Data about app and page elements:
────

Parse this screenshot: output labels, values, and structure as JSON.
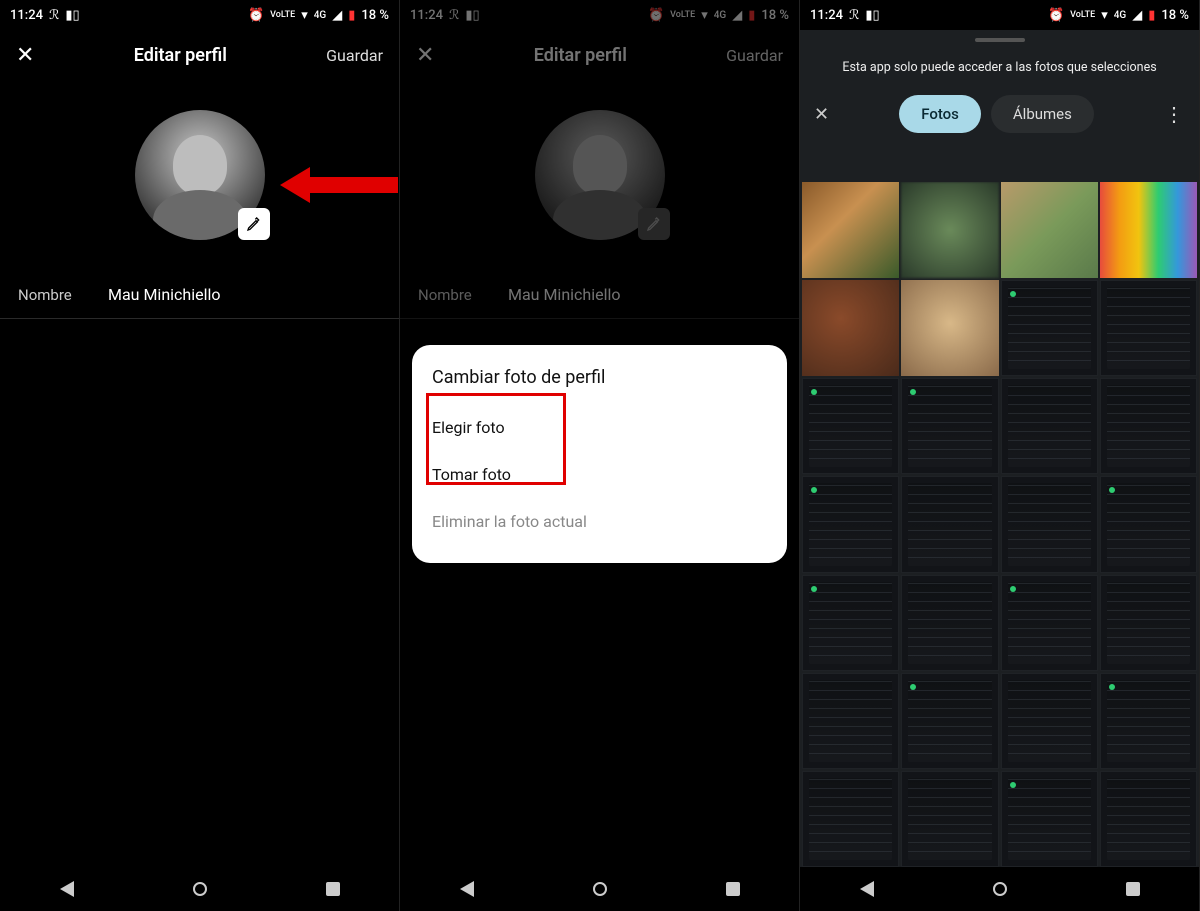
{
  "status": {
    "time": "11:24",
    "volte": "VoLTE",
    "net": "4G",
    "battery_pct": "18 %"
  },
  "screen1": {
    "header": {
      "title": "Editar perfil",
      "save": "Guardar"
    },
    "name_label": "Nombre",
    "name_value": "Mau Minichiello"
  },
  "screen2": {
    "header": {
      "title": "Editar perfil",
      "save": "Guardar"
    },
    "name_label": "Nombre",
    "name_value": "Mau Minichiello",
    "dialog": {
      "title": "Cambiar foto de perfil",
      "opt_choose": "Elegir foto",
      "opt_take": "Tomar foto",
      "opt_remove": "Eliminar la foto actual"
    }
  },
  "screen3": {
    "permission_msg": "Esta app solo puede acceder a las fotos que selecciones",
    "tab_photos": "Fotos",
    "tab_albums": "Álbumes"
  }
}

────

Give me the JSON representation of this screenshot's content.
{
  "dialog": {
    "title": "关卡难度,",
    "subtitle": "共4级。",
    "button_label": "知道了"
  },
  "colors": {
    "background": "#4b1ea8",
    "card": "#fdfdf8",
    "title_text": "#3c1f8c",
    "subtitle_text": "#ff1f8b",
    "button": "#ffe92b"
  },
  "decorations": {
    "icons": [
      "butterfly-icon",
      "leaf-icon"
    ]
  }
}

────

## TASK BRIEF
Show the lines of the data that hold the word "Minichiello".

## EXERCISE RESULT
    "name_value": "Mau Minichiello"
    "name_value": "Mau Minichiello",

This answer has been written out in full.